##### RECORDS PROVIDED

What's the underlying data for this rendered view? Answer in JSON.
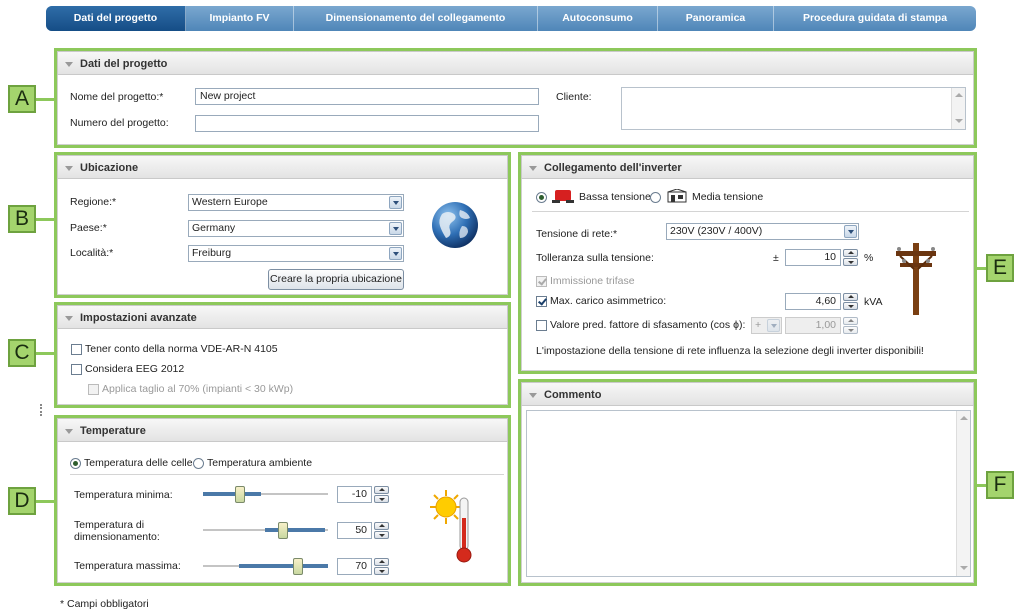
{
  "wizard": {
    "steps": [
      "Dati del progetto",
      "Impianto FV",
      "Dimensionamento del collegamento",
      "Autoconsumo",
      "Panoramica",
      "Procedura guidata di stampa"
    ],
    "active_index": 0
  },
  "callouts": [
    "A",
    "B",
    "C",
    "D",
    "E",
    "F"
  ],
  "project": {
    "title": "Dati del progetto",
    "name_label": "Nome del progetto:*",
    "name_value": "New project",
    "number_label": "Numero del progetto:",
    "number_value": "",
    "client_label": "Cliente:",
    "client_value": ""
  },
  "location": {
    "title": "Ubicazione",
    "region_label": "Regione:*",
    "region_value": "Western Europe",
    "country_label": "Paese:*",
    "country_value": "Germany",
    "place_label": "Località:*",
    "place_value": "Freiburg",
    "create_button": "Creare la propria ubicazione",
    "icon": "globe-icon"
  },
  "advanced": {
    "title": "Impostazioni avanzate",
    "opt1_label": "Tener conto della norma VDE-AR-N 4105",
    "opt1_checked": false,
    "opt2_label": "Considera EEG 2012",
    "opt2_checked": false,
    "opt3_label": "Applica taglio al 70% (impianti < 30 kWp)",
    "opt3_checked": false,
    "opt3_enabled": false
  },
  "temperature": {
    "title": "Temperature",
    "radio_cells": "Temperatura delle celle",
    "radio_ambient": "Temperatura ambiente",
    "selected": "cells",
    "min_label": "Temperatura minima:",
    "min_value": "-10",
    "dim_label_1": "Temperatura di",
    "dim_label_2": "dimensionamento:",
    "dim_value": "50",
    "max_label": "Temperatura massima:",
    "max_value": "70",
    "icon": "sun-thermometer-icon"
  },
  "inverter": {
    "title": "Collegamento dell'inverter",
    "low_voltage": "Bassa tensione",
    "medium_voltage": "Media tensione",
    "selected": "low",
    "grid_voltage_label": "Tensione di rete:*",
    "grid_voltage_value": "230V (230V / 400V)",
    "tolerance_label": "Tolleranza sulla tensione:",
    "tolerance_prefix": "±",
    "tolerance_value": "10",
    "tolerance_unit": "%",
    "three_phase_label": "Immissione trifase",
    "three_phase_checked": true,
    "three_phase_enabled": false,
    "max_asym_label": "Max. carico asimmetrico:",
    "max_asym_checked": true,
    "max_asym_value": "4,60",
    "max_asym_unit": "kVA",
    "cosphi_label": "Valore pred. fattore di sfasamento (cos ϕ):",
    "cosphi_checked": false,
    "cosphi_sign": "+",
    "cosphi_value": "1,00",
    "note": "L'impostazione della tensione di rete influenza la selezione degli inverter disponibili!",
    "icon": "utility-pole-icon"
  },
  "comment": {
    "title": "Commento",
    "value": ""
  },
  "footer": {
    "required_note": "* Campi obbligatori"
  }
}
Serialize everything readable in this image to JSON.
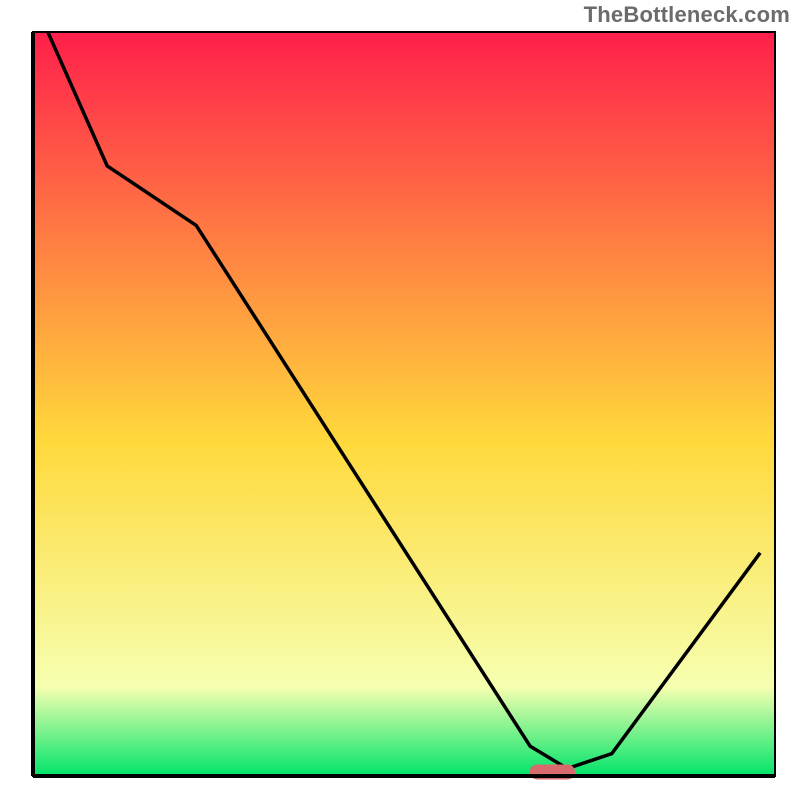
{
  "watermark": "TheBottleneck.com",
  "colors": {
    "gradient_top": "#ff1f4b",
    "gradient_mid": "#ffd93b",
    "gradient_low": "#f6ffb0",
    "gradient_bottom": "#00e46a",
    "frame": "#000000",
    "curve": "#000000",
    "marker_fill": "#d86a6e",
    "marker_stroke": "#d86a6e"
  },
  "chart_data": {
    "type": "line",
    "title": "",
    "xlabel": "",
    "ylabel": "",
    "xlim": [
      0,
      100
    ],
    "ylim": [
      0,
      100
    ],
    "x": [
      2,
      10,
      22,
      67,
      72,
      78,
      98
    ],
    "values": [
      100,
      82,
      74,
      4,
      1,
      3,
      30
    ],
    "optimum_x_range": [
      67,
      73
    ],
    "grid": false,
    "legend": false,
    "notes": "Bottleneck-style curve on a red→green vertical gradient background; pink capsule marks the flat minimum near the bottom. Values are read off relative to the plot frame (0–100 each axis) since no numeric ticks are shown."
  }
}
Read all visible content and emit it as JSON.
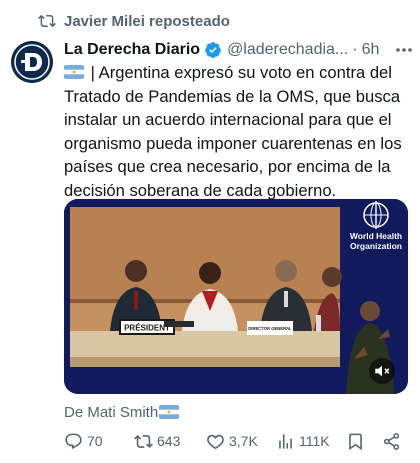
{
  "repost": {
    "label": "Javier Milei reposteado"
  },
  "tweet": {
    "display_name": "La Derecha Diario",
    "handle": "@laderechadia...",
    "separator": "·",
    "time": "6h",
    "text": "| Argentina expresó su voto en contra del Tratado de Pandemias de la OMS, que busca instalar un acuerdo internacional para que el organismo pueda imponer cuarentenas en los países que crea necesario, por encima de la decisión soberana de cada gobierno.",
    "credit": "De Mati Smith"
  },
  "media": {
    "who_line1": "World Health",
    "who_line2": "Organization",
    "placard_president": "PRÉSIDENT",
    "placard_director": "DIRECTOR GENERAL"
  },
  "actions": {
    "replies": "70",
    "reposts": "643",
    "likes": "3,7K",
    "views": "111K"
  },
  "colors": {
    "text": "#0f1419",
    "secondary": "#536471",
    "verified": "#1d9bf0",
    "media_panel": "#101a5c"
  }
}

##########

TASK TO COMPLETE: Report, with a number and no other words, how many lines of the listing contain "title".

SOLUTION FOR THIS EXERCISE: 7